Trade is very dull, and a first or even a second national bank in my subdivision of the United States would find itself practically out of a job. A good newspaper, if properly conducted, could have some fun and get a good many advertisements by swopping kind words at regular catalogue prices for goods. But a theater would not pay. I write this for the use of a man who has just written to know if a good opera-house with folding seats would pay a fair investment on capital. No, it would not. I will be fair and honest. Smarting as I do yet under the cruel injustice done me by the meek and gentle groceryman, who, while he wept upon my corrugated bosom with one hand, softly removed my pelt with the other and sprinkled Chili sauce all over me, I will not betray my own friends. Even with my still bleeding carcass quivering under the Halford sauce of Mr. Pansley, the “skin” and hypocrite, the friend of the far-distant savage and the foe of those who are his unfortunate neighbors, I will not betray even a stranger. Though I have used his postage-stamp I shall not be false to him. An opera-house this fall would be premature. Most everybody’s dates are booked, anyhow. We could not get Francis Wilson or Nat C. Goodwin or Lillian Russell or Henry Irving or Mr. Jefferson, for they are all too busy turning people away, and I would hate to open with James Owen O’Connor or any other mechanical appliance.

No. Wait another year at least. At present an opera-house in my subdivision of the solar system would be as useless as a Dull Thud in the state of New York.

One drawback to the immediate prosperity of the place is that commutation rates are yet in their infancy. Eighty-seven and one-half cents per ride on trains which run only on Tuesdays and Fridays is not sufficient compensation for the long and lonely walk and the paucity of some suitable cottages when one gets there.

So I will sell the dear old place, with all its associations and the good-will of a thriving young frog conservatory, at the buyer’s price. As I say, there has been since I was last there a steady growth, which is mostly noticeable on the mortgage that I secured along with the property. It was on there when I bought it, and as it could not be removed without injury to the realty, according to an old and established law of Justinian or Coke or Littleton, Mr. Pansley ruled that it was part of the property and passed with its conveyance. It is looking well, with a nice growth of interest around the edges and its foreclosure clause fully an inch and a half long.

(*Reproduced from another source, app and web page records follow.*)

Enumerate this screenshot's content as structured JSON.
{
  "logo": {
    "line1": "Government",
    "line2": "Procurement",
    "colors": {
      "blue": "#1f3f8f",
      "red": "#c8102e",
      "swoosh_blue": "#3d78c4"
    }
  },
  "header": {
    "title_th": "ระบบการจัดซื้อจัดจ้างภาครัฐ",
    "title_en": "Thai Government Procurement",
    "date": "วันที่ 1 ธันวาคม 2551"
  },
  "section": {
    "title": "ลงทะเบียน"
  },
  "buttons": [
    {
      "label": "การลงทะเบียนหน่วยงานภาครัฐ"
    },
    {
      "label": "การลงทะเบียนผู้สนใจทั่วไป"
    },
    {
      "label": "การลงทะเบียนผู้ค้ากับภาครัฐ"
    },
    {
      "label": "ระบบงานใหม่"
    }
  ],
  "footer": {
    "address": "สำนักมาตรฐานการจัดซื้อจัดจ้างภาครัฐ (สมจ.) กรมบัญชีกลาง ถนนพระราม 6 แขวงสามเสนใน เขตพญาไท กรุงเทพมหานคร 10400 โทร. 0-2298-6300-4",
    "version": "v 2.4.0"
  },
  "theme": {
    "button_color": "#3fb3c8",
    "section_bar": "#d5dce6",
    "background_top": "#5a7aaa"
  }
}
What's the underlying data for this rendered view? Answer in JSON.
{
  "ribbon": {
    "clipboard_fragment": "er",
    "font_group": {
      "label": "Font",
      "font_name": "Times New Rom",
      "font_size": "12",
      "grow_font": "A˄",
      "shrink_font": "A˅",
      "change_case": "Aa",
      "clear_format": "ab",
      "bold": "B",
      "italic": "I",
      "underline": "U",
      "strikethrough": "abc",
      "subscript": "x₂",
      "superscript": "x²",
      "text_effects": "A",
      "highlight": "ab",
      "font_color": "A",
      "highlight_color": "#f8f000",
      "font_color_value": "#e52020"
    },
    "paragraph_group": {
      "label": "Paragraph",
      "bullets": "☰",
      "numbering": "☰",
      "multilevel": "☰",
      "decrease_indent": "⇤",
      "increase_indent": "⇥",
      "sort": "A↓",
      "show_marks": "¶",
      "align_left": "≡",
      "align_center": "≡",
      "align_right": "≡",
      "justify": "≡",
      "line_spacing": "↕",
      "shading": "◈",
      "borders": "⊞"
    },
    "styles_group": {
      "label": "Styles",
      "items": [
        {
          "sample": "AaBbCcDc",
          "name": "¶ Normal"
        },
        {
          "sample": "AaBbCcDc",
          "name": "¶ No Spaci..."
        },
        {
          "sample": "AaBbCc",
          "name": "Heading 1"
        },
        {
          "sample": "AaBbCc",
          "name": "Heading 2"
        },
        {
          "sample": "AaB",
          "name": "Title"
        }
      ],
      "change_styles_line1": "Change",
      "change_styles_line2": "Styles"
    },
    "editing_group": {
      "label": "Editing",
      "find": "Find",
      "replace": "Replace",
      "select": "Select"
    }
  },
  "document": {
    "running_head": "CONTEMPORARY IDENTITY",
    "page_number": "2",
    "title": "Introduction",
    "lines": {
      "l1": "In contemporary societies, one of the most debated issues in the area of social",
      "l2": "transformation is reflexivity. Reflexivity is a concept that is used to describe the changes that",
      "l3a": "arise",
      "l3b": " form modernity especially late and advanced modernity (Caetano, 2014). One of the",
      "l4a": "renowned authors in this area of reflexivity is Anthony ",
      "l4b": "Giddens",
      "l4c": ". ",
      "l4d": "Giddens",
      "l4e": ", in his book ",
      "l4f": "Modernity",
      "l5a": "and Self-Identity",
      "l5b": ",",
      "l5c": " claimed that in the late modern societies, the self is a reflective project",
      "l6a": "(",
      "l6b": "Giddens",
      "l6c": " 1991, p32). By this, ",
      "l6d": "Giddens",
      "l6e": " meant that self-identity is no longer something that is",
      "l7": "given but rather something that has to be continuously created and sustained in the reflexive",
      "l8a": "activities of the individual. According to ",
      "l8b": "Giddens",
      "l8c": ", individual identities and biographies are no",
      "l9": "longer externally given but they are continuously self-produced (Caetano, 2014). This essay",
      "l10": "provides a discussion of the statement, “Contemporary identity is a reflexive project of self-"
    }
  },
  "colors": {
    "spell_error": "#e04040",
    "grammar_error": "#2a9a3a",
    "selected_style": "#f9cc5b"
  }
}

I shall be willing, in case I do not find a cash buyer, to exchange the property for almost anything I can eat, except Paris green. Nor should I hesitate to swap the whole thing, to a man whom I felt that I could respect, for a good bird dog. I am also willing to trade the lots for a milk route or a cold storage. It would be a good site for some gentleman in New York to build a country cottage.

I should also swap the estate to a man who really means business for a second-hand cellar. Call on or address the undersigned early, and please do not push or rudely jostle those in the line ahead of you.

Cast-off clothing, express prepaid, and free from all contagious diseases, accepted at its full value. Anything left by mistake in the pockets will be taken good care of, and, possibly, returned in the spring.

Gunnysack Oleson, who lives eight miles north of the county line, will show you over the grounds. Please do not hitch horses to the trees. I will not be responsible for horses injured while tied to my trees.

A new railroad track is thinking of getting a right of way next year, which may be nearer by two miles than the one that I have to take, provided they will let me off at the right place.

I promise to do all that I can conscientiously for the road, to aid any one who may buy the property, and I will call the attention of all railroads to the advisability of a road in that direction. All that I can honorably do, I will do. My honor is as dear to me as my gas bill every year I live.

N. B.–The dead horse on lot 9, block 21, Nye’s Addition to the Solar System, is not mine. Mine died before I got there.